Vol. 2

1. SOUR graphs for efficient completion

Christopher Lynch ; Polina Strogova.
We introduce a data structure called \emphSOUR graphs and present an efficient Knuth-Bendix completion procedure based on it. \emphSOUR graphs allow for a maximal structure sharing of terms in rewriting systems. The term representation is a dag representation, except that edges are labelled with equational constraints and variable renamings. The rewrite rules correspond to rewrite edges, the unification problems to unification edges. The Critical Pair and Simplification inferences are recognized as patterns in the graph and are performed as local graph transformations. Our algorithm avoids duplicating term structure while performing inferences, which causes exponential behavior in the standard procedure. This approach gives a basis to design other completion algorithms, such as goal-oriented completion, concurrent completion and group completion procedures.

2. Right-cancellability of a family of operations on binary trees

Philippe Duchon.
We prove some new results on a family of operations on binary trees, some of which are similar to addition, multiplication and exponentiation for natural numbers. The main result is that each operation in the family is right-cancellable.

3. Lower bounds for sparse matrix vector multiplication on hypercubic networks

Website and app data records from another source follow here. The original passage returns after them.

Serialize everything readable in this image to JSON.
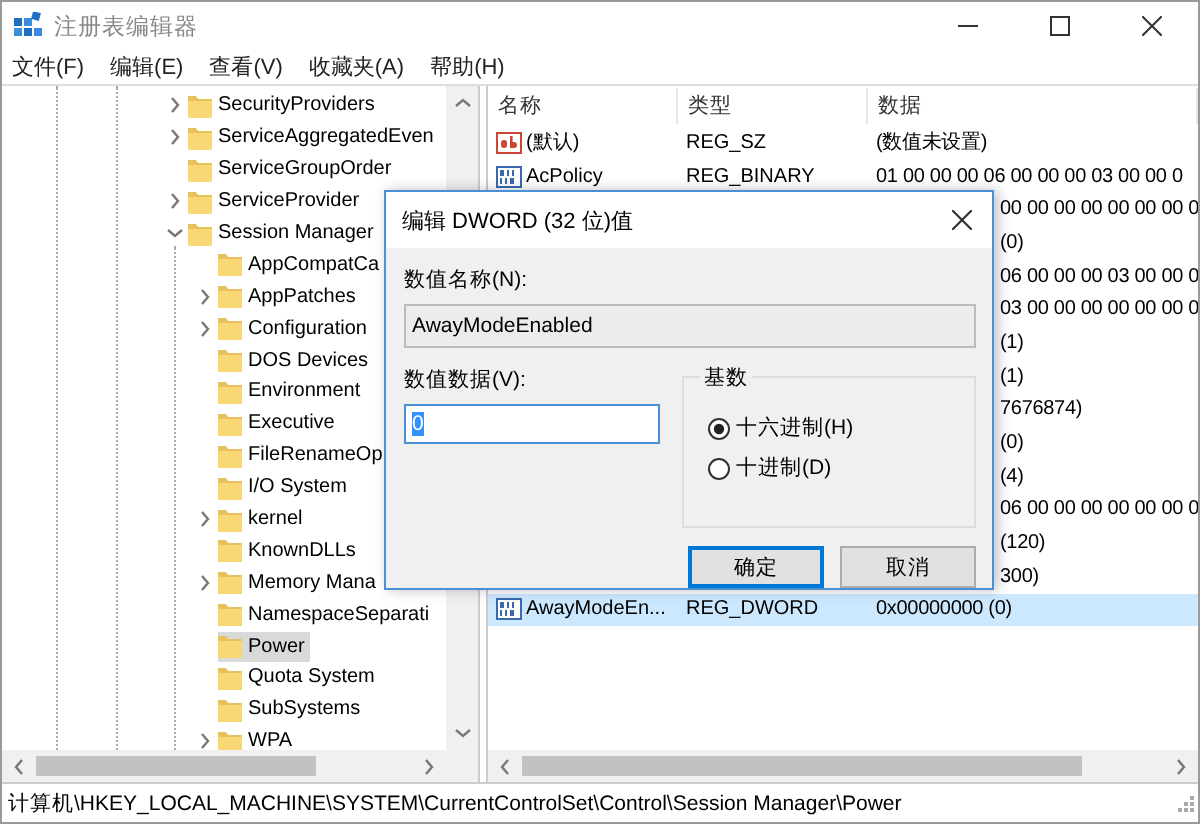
{
  "window": {
    "title": "注册表编辑器"
  },
  "menu": [
    "文件(F)",
    "编辑(E)",
    "查看(V)",
    "收藏夹(A)",
    "帮助(H)"
  ],
  "tree": {
    "items": [
      {
        "label": "SecurityProviders",
        "expandable": true,
        "expanded": false,
        "selected": false
      },
      {
        "label": "ServiceAggregatedEven",
        "expandable": true,
        "expanded": false,
        "selected": false
      },
      {
        "label": "ServiceGroupOrder",
        "expandable": false,
        "selected": false
      },
      {
        "label": "ServiceProvider",
        "expandable": true,
        "expanded": false,
        "selected": false
      },
      {
        "label": "Session Manager",
        "expandable": true,
        "expanded": true,
        "selected": false,
        "children": [
          {
            "label": "AppCompatCa",
            "expandable": false,
            "selected": false
          },
          {
            "label": "AppPatches",
            "expandable": true,
            "expanded": false,
            "selected": false
          },
          {
            "label": "Configuration",
            "expandable": true,
            "expanded": false,
            "selected": false
          },
          {
            "label": "DOS Devices",
            "expandable": false,
            "selected": false
          },
          {
            "label": "Environment",
            "expandable": false,
            "selected": false
          },
          {
            "label": "Executive",
            "expandable": false,
            "selected": false
          },
          {
            "label": "FileRenameOp",
            "expandable": false,
            "selected": false
          },
          {
            "label": "I/O System",
            "expandable": false,
            "selected": false
          },
          {
            "label": "kernel",
            "expandable": true,
            "expanded": false,
            "selected": false
          },
          {
            "label": "KnownDLLs",
            "expandable": false,
            "selected": false
          },
          {
            "label": "Memory Mana",
            "expandable": true,
            "expanded": false,
            "selected": false
          },
          {
            "label": "NamespaceSeparati",
            "expandable": false,
            "selected": false
          },
          {
            "label": "Power",
            "expandable": false,
            "selected": true
          },
          {
            "label": "Quota System",
            "expandable": false,
            "selected": false
          },
          {
            "label": "SubSystems",
            "expandable": false,
            "selected": false
          },
          {
            "label": "WPA",
            "expandable": true,
            "expanded": false,
            "selected": false
          }
        ]
      }
    ]
  },
  "values": {
    "columns": [
      "名称",
      "类型",
      "数据"
    ],
    "rows": [
      {
        "kind": "string",
        "name": "(默认)",
        "type": "REG_SZ",
        "data": "(数值未设置)",
        "selected": false
      },
      {
        "kind": "binary",
        "name": "AcPolicy",
        "type": "REG_BINARY",
        "data": "01 00 00 00 06 00 00 00 03 00 00 0",
        "selected": false
      },
      {
        "kind": "covered",
        "data": "00 00 00 00 00 00 00 0",
        "selected": false
      },
      {
        "kind": "covered",
        "data": "(0)",
        "selected": false
      },
      {
        "kind": "covered",
        "data": "06 00 00 00 03 00 00 0",
        "selected": false
      },
      {
        "kind": "covered",
        "data": "03 00 00 00 00 00 00 0",
        "selected": false
      },
      {
        "kind": "covered",
        "data": "(1)",
        "selected": false
      },
      {
        "kind": "covered",
        "data": "(1)",
        "selected": false
      },
      {
        "kind": "covered",
        "data": "7676874)",
        "selected": false
      },
      {
        "kind": "covered",
        "data": "(0)",
        "selected": false
      },
      {
        "kind": "covered",
        "data": "(4)",
        "selected": false
      },
      {
        "kind": "covered",
        "data": "06 00 00 00 00 00 00 0",
        "selected": false
      },
      {
        "kind": "covered",
        "data": "(120)",
        "selected": false
      },
      {
        "kind": "covered",
        "data": "300)",
        "selected": false
      },
      {
        "kind": "binary",
        "name": "AwayModeEn...",
        "type": "REG_DWORD",
        "data": "0x00000000 (0)",
        "selected": true
      }
    ]
  },
  "dialog": {
    "title": "编辑 DWORD (32 位)值",
    "name_label": "数值名称(N):",
    "name_value": "AwayModeEnabled",
    "data_label": "数值数据(V):",
    "data_value": "0",
    "data_selected": true,
    "base": {
      "label": "基数",
      "options": [
        {
          "label": "十六进制(H)",
          "selected": true
        },
        {
          "label": "十进制(D)",
          "selected": false
        }
      ]
    },
    "buttons": [
      {
        "label": "确定",
        "default": true
      },
      {
        "label": "取消",
        "default": false
      }
    ]
  },
  "status_bar": "计算机\\HKEY_LOCAL_MACHINE\\SYSTEM\\CurrentControlSet\\Control\\Session Manager\\Power"
}
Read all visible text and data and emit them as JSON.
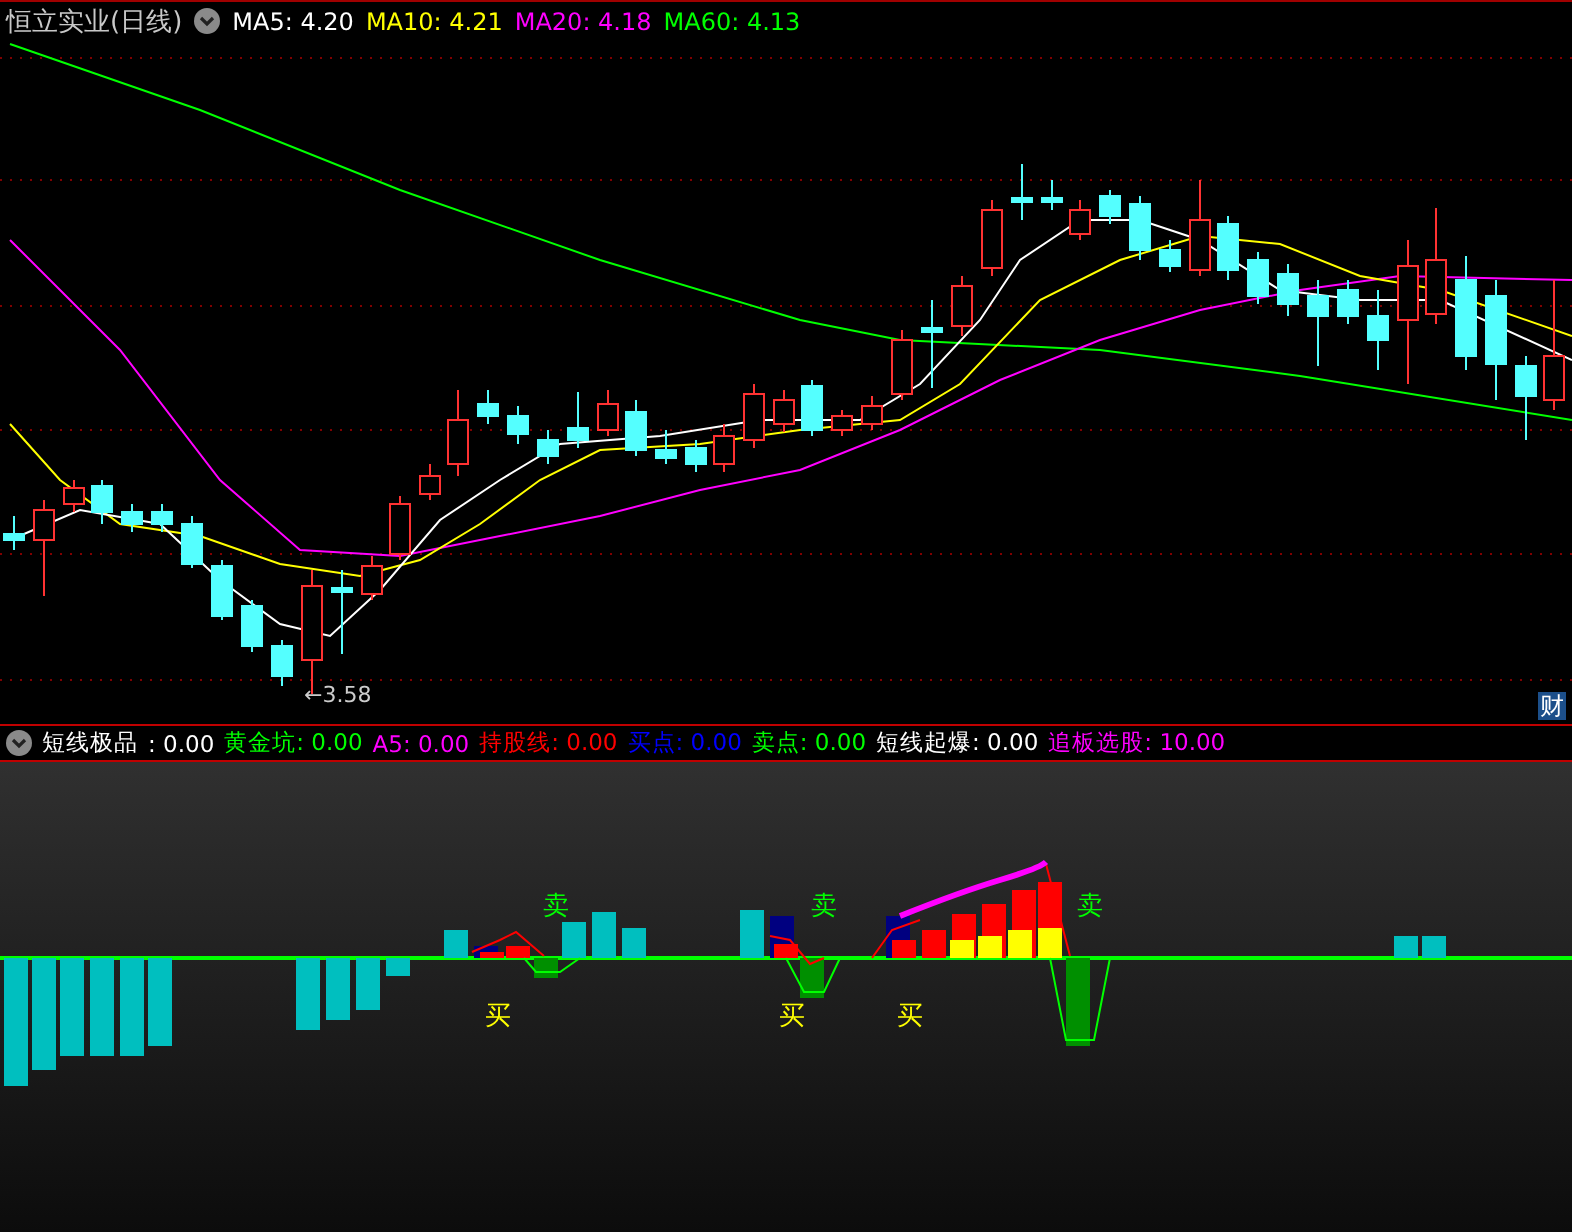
{
  "title": "恒立实业(日线)",
  "ma_legend": [
    {
      "label": "MA5: 4.20",
      "color": "#ffffff"
    },
    {
      "label": "MA10: 4.21",
      "color": "#ffff00"
    },
    {
      "label": "MA20: 4.18",
      "color": "#ff00ff"
    },
    {
      "label": "MA60: 4.13",
      "color": "#00ff00"
    }
  ],
  "low_marker": "←3.58",
  "corner_badge": "财",
  "indicator": {
    "name": "短线极品",
    "values": [
      {
        "label": ": 0.00",
        "color": "#ffffff"
      },
      {
        "label": "黄金坑: 0.00",
        "color": "#00ff00"
      },
      {
        "label": "A5: 0.00",
        "color": "#ff00ff"
      },
      {
        "label": "持股线: 0.00",
        "color": "#ff0000"
      },
      {
        "label": "买点: 0.00",
        "color": "#0000ff"
      },
      {
        "label": "卖点: 0.00",
        "color": "#00ff00"
      },
      {
        "label": "短线起爆: 0.00",
        "color": "#ffffff"
      },
      {
        "label": "追板选股: 10.00",
        "color": "#ff00ff"
      }
    ]
  },
  "signals": [
    {
      "text": "卖",
      "kind": "sell"
    },
    {
      "text": "买",
      "kind": "buy"
    },
    {
      "text": "卖",
      "kind": "sell"
    },
    {
      "text": "买",
      "kind": "buy"
    },
    {
      "text": "买",
      "kind": "buy"
    },
    {
      "text": "卖",
      "kind": "sell"
    }
  ]
}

Giovanni Manzini.
In this paper we consider the problem of computing on a local memory machine the product y = Ax,where A is a random n×n sparse matrix with Θ (n) nonzero elements. To study the average case communication cost of this problem, we introduce four different probability measures on the set of sparse matrices. We prove that on most local memory machines with p processors, this computation requires Ω ((n/p) \log p) time on the average. We prove that the same lower bound also holds, in the worst case, for matrices with only 2n or 3n nonzero elements.

4. Object grammars and random generation

I. Dutour ; Jean-Marc Fedou.
This paper presents a new systematic approach for the uniform random generation of combinatorial objects. The method is based on the notion of object grammars which give recursive descriptions of objects and generalize context-freegrammars. The application of particular valuations to these grammars leads to enumeration and random generation of objects according to non algebraic parameters.